S Shivaprakasha, K Radhakrishnan, A Gireesh, P Shamsul Karim
e.coli, enterobacteriaciae, esbl
S Shivaprakasha, K Radhakrishnan, A Gireesh, P Shamsul Karim. Routine Screening For ESBL Production, A Necessity Of Today. The Internet Journal of Microbiology. 2006 Volume 3 Number 1.
The extended spectrum beta lactamase (ESBL) enzymes are plasmid-mediated enzymes capable of hydrolyzing and inactivating a wide variety of beta lactams, including third generation cephalosporins, penicillins and aztreonam.(1) Plasmids responsible for ESBL production carry resistance to many antibiotics like aminoglycosides, fluoroquinolones, tetracyclines, chloramphenicol and co-trimoxazole.(2,3) The ESBL producing organisms are reported in increasing numbers worldwide.(4,5,6,7) National Committee for Clinical Laboratory Standards (NCCLS), now called Clinical Laboratory Standards Institute (CLSI) recommends screening for ESBL production among
Materials and Methods
Between July 2004 to Dec 2004, a total of 1889 clinically significant Gram negative bacilli belonging to Enterobacteriaciae isolated from various clinical specimens were subjected to ESBL screening. The isolates were identified by standard techniques. Antimicrobial susceptibility testing was performed by Kirby-Bauer method and interpretation of results was as recommended by NCCLS.(8)
ESBL production was tested by using ceftazidime (30mcg) and ceftazidime plus clavulanic acid (30/10mcg) discs on Mueller-Hinton agar. Organism was considered as an ESBL producer if there was a ≥5mm increase in zone diameter around ceftazidime/clavulanic acid disc compared to zone around ceftazidime disc alone. ESBL production was tested in parallel with the antibiotic susceptibility testing on a separate Mueller Hinton agar plate. As per NCCLS guidelines, an isolate was reported as resistant to all penicillins, cephalosporins and aztreonam, if it was an ESBL producer.

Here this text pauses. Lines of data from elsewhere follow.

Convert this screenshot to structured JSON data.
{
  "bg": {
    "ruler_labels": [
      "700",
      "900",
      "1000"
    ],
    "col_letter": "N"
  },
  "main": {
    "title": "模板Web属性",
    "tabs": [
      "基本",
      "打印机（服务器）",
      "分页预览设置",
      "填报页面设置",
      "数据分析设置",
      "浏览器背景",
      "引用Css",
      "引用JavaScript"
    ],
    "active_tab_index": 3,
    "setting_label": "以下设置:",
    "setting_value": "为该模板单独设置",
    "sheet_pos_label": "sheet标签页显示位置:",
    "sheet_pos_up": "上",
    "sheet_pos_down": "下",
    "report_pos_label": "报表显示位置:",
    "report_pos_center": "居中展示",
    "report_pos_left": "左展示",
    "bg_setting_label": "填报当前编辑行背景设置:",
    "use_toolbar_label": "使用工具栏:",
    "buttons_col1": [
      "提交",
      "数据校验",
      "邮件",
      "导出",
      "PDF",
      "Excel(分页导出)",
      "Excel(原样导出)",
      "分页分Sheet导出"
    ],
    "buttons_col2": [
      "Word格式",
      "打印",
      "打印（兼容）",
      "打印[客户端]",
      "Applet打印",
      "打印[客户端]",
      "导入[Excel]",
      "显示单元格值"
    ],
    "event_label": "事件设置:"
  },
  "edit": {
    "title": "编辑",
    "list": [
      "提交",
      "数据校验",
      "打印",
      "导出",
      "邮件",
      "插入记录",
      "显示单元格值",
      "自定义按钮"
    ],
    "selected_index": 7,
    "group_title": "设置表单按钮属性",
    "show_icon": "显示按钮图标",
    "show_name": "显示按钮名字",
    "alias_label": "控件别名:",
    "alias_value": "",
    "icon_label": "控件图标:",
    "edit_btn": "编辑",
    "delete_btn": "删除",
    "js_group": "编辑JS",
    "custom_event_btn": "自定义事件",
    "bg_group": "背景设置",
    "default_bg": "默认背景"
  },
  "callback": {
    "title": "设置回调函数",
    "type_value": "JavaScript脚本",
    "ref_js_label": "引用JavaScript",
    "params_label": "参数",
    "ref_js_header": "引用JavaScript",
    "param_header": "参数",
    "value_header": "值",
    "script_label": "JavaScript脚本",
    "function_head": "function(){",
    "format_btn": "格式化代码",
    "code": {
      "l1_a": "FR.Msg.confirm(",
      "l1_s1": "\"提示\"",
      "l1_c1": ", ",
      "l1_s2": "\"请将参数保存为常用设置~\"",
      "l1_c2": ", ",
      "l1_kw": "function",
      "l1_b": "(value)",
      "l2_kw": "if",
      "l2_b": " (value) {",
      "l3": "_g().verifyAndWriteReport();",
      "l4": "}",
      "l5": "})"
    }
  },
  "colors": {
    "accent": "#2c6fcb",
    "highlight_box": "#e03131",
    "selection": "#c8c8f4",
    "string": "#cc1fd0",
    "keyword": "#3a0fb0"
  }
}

The analysis was done by SPSS (Statistical Package for Social Sciences) version 11. Categorical variables were reported using frequencies and chi-square test was used to analyse the significance of different ESBL producers against the location in the hospital
The most frequent Enterobacteriaciae isolated was
Sensitivity to meropenem was 99.8% (n=1150/1152), piperacillin tazobactam 96.8% (n=1115/1152), cefoperazone sulbactam 93.3% (n=1075/1152), cotrimoxazole 21.7% (n=250/1152), ciprofloxacin 16.6% (n=191/1152), gentamicin 13.3% (153/1152), amikacin 53% (610/1152). Urinary isolates were tested against nitrofurantoin, norfloxacin, nalidixic acid. These showed susceptibility rate of 66.35% (n=355/535), 16.4% (n=88/535) and 12.3% (n=66/535) respectively [Table 4].
The frequency of ESBL producers of 60.98% in our study is comparable to previous Indian studies.(11,12,13) The most frequent isolates in our study were
Our study shows that there is a significant difference in the type of organism isolated from different locations of the hospital (
It is an established fact that, ESBL producers show cross resistance to other antibiotics also, thus limiting the therapeutic choice. We have noted this in our study as well. Sensitivity to meropenem was almost absolute (99.8%). Sensitivity to piperacillin tazobactam (96.8%) and cefoperazone sulbactam (93.3%) was also good. Whereas sensitivity to gentamicin, ciprofloxacin, co-trimoxazole, nalidixic acid and norfloxacin was poor and not suitable for empirical selection. Urinary isolates showed >50% susceptibility to amikacin and nitrofurantoin. These are the alternative cheaper antibiotics which can be considered for empirical therapy. The routine susceptibility testing by clinical laboratories fail to detect ESBL positive strains and shows false invitro sensitivity to cephalosporins.(16) Screening for ESBL production as a routine procedure in clinical laboratories gives valuable information to the clinician in appropriate selection of antibiotics. Hence, we conclude based on our study that, there is a high prevalence rate of ESBL producers among Enterobacteriaciae.
Dr.Shashikala.S.,M.D Asst. Professor, Department of Microbiology, Amrita Institute of Medical Sciences and Research Centre, Kochi, Kerala-PIN-682 026 India Tel : 04842801234, 04845008010 Fax : 04842802020 firstname.lastname@example.org